The first inventor defense is subject to several significant limitations and qualifications:
- The invention on which the defense is based cannot have been derived from the patentee.
- The defense extends only to those patent claims for which the person can assert the defense—not to all claims of the patent at issue.
- The commercial use of an invention on behalf of a nonprofit research laboratory or entity may be asserted as a defense only for continued use by and in that laboratory or entity.
- A person who has abandoned commercial use of the invention at issue may not rely on activities performed before such abandonment to establish a defense with respect to actions taken after abandonment.
The first inventor defense must be established by clear and convincing evidence, and the penalty for unsuccessful assertion of the defense can be costly. A court is required by the AIPA to find a case exceptional for the purpose of awarding attorney fees if the person asserting the defense is found to infringe the asserted patent and fails to demonstrate a reasonable basis for asserting the defense.
The first inventor defense must be established by clear and convincing evidence, and the penalty for unsuccessful assertion of the defense can be costly.
Significantly, the AIPA also provides that a patent is not deemed to be invalid solely because the first inventor defense is raised or established. The patent can therefore be asserted against other infringers.
Transferring the Defense
The first inventor defense can only be asserted by the person who performed the acts necessary to establish the defense. The right to assert the defense cannot generally be licensed, assigned, or transferred to another person.
The defense can, however, be transferred to the patent owner. Also, the right to assert the defense can be transferred to another if it is part of a transfer of the entire enterprise or line of business to which the defense relates. When acquired as a part of such a transfer, however, the defense can only be asserted for uses at sites where the invention was in use before the patent’s filing date or the transfer date, whichever occurs later.
Until the first inventor defense is litigated, the exact scope of the defense remains in question, and the precise meanings of the terms “method” and “commercial use” are yet to be established. Nevertheless, the defense should be considered as a factor when deciding whether to pursue patent protection for a business method or to maintain that business method as a trade secret.
If trade secret protection is pursued, several steps can be taken to preserve the first inventor defense in the event that a second inventor obtains and asserts a patent. For example, it would be prudent to document and retain the following evidence:
- dates and details of actual reduction to practice (to establish that the invention was reduced to practice at least one year before an asserted patent’s filing date);

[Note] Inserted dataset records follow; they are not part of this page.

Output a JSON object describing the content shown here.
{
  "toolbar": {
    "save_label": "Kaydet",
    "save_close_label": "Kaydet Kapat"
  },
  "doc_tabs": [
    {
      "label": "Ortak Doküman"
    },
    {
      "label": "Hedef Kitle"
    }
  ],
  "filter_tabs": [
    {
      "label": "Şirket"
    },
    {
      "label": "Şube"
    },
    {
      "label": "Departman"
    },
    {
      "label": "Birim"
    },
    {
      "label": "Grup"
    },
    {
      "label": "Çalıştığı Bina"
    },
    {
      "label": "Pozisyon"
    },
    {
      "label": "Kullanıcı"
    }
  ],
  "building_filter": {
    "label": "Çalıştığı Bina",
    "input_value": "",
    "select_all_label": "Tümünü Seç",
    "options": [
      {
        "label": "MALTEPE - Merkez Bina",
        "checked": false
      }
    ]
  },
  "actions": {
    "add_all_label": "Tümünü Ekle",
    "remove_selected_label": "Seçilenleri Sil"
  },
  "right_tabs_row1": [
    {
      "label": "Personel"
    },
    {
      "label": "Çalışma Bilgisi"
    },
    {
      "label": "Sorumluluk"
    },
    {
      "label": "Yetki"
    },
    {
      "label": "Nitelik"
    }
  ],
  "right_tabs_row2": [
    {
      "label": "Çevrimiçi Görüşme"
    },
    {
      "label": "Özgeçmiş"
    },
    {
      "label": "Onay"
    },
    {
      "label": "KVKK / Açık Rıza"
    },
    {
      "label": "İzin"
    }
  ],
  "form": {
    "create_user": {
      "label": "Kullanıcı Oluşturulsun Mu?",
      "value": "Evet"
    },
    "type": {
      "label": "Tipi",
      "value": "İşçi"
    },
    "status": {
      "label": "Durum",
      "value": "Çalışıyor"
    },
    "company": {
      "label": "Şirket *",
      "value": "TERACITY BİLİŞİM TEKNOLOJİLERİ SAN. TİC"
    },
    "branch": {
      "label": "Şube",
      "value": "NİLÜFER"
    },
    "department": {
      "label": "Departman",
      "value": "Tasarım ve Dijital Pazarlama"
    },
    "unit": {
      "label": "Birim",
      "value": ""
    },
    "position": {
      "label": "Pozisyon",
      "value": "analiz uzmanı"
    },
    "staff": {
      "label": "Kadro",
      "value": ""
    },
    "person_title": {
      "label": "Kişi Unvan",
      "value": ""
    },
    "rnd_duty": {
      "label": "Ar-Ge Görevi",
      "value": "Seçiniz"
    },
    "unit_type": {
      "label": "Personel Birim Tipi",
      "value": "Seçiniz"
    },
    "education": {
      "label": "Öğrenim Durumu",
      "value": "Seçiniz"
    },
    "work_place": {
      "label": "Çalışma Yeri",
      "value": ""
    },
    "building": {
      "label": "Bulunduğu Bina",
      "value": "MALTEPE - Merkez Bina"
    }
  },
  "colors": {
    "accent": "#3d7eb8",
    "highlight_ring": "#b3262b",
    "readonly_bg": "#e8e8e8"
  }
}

- dates and details of “commercial use” in the United States (to establish that the invention was commercially used before the patent’s filing date);
- documentation of independent invention (to rebut an assertion that the invention was derived from the patentee); and
- documentation of continued use (to rebut an assertion that commercial use of the invention was abandoned).
Joshua L. Cohen is a shareholder with Ratner & Prestia and concentrates his practice in all areas of intellectual property law. He can be reached at 610-407-0700 or email@example.com.